Report Highlights Risks of Financial Transfers to UK Schools


Emma Okonji

The Carnegie Endowment for International Peace in partnership with the Foreign, Commonwealth and Development Office (FCDO), recently launched a research report carried out on UK private schools, which exposes the risks in financial transactions to UK schools from Nigeria and other West African countries.

The report, titled: “West African Elites’ Spending on UK Schools and Universities: A Closer Look,” was commissioned by the UK government.
The report put illicit finance flows into the UK private education system from West Africa at about £30 million in fees alone, adding that most of the funds emanated from Nigeria, given the country’s size and long tradition of families sending their children to UK private boarding schools and universities, and to a lesser extent Ghana.

The estimated amount was calculated using recent school and university census data, average school and university fees for the 2019/2020 academic year and the more speculative estimate that 5 per cent of university students and 30 per cent of private boarding school students from countries of West Africa have financial links to politically exposed persons (PEPs).

Although the report noted that the overwhelming majority of Nigerian students in the UK pose no corruption risk and their families do not possess unexplained wealth, it however said: “Many institutions are popular destinations for the children of politically exposed persons from Nigeria, including some who channel unexplained wealth into the UK education sector.”
One of the reports key findings was that many Nigerian graduates of UK schools and universities are children of PEPs who had been convicted of corruption-related offences or had assets confiscated by UK courts.

According to the report, recognising the risk illicit financial flows from Nigeria and other parts of the world poses to the UK and its educational sector, UK educational institutions were beginning to incorporate anti-corruption guardrails into their practice.

For example, the Independent Schools Bursars Association and Independent Schools Council are fully engaged with the NCA/JMLIT report and have committed to preventing proceeds of crime from entering the UK and preserving the reputation of UK independent schools.
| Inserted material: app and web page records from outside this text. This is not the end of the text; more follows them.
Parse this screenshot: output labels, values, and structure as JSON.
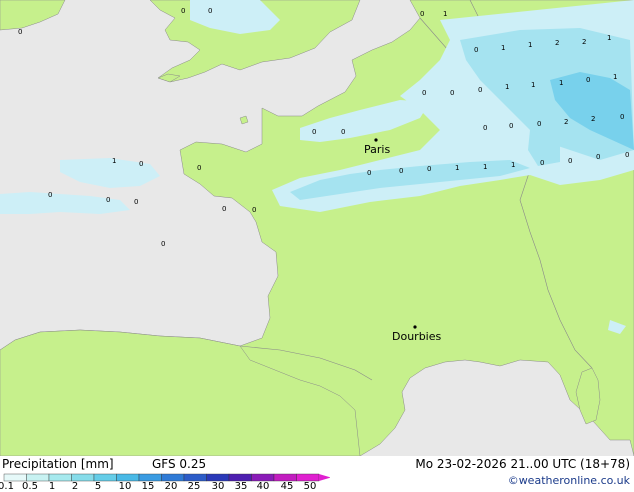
{
  "footer": {
    "title": "Precipitation [mm]",
    "model": "GFS 0.25",
    "datetime": "Mo 23-02-2026 21..00 UTC (18+78)",
    "credit": "©weatheronline.co.uk"
  },
  "legend": {
    "ticks": [
      "0.1",
      "0.5",
      "1",
      "2",
      "5",
      "10",
      "15",
      "20",
      "25",
      "30",
      "35",
      "40",
      "45",
      "50"
    ],
    "colors": [
      "#e6f9f9",
      "#c8f2f2",
      "#a6e9ee",
      "#86dcea",
      "#65cde8",
      "#49b9e6",
      "#3a9be2",
      "#2f7ad6",
      "#2c5cc8",
      "#2a39b8",
      "#4d1fb0",
      "#8a1bb8",
      "#c21dc0",
      "#e020d0"
    ]
  },
  "colors": {
    "sea": "#e8e8e8",
    "land": "#c6f08c",
    "precip_light": "#cdeff7",
    "precip_mid": "#a5e3f0",
    "precip_heavy": "#78d1ec",
    "border": "#8a8a8a"
  },
  "cities": [
    {
      "name": "Paris"
    },
    {
      "name": "Dourbies"
    }
  ],
  "values": [
    "0",
    "0",
    "0",
    "0",
    "1",
    "0",
    "1",
    "1",
    "2",
    "2",
    "1",
    "0",
    "0",
    "1",
    "1",
    "1",
    "0",
    "1",
    "2",
    "2",
    "0",
    "0",
    "0",
    "0",
    "0",
    "0",
    "0",
    "0",
    "0",
    "0",
    "1",
    "1",
    "1",
    "0",
    "0",
    "0",
    "0",
    "1",
    "0",
    "0",
    "0",
    "0",
    "0",
    "0",
    "0",
    "0",
    "0",
    "1",
    "0"
  ]
}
Equally, UK Government agencies are committed to implementing policies to effectively combat illicit financial flows into the UK, it stated.

In response to the report, British High Commissioner to Nigeria, Catriona Laing stated: “Tackling illicit corruption in Nigeria is critical to the country’s prosperity and security, and to addressing poverty and inequality.

“The UK is working in partnership with Nigeria to tackle corruption and illicit finance and has excellent relationships with Nigerian agencies and civil society who are fighting corruption.
“The UK has a zero-tolerance approach to corruption and remains committed to tackling it wherever it happens, including in the United Kingdom (UK) education system.

“The UK Government commissioned the Carnegie report in order to better understand the risk to the UK from illicit finance in West Africa. We will now consider the reports finding and take a view on what if any further action is required.”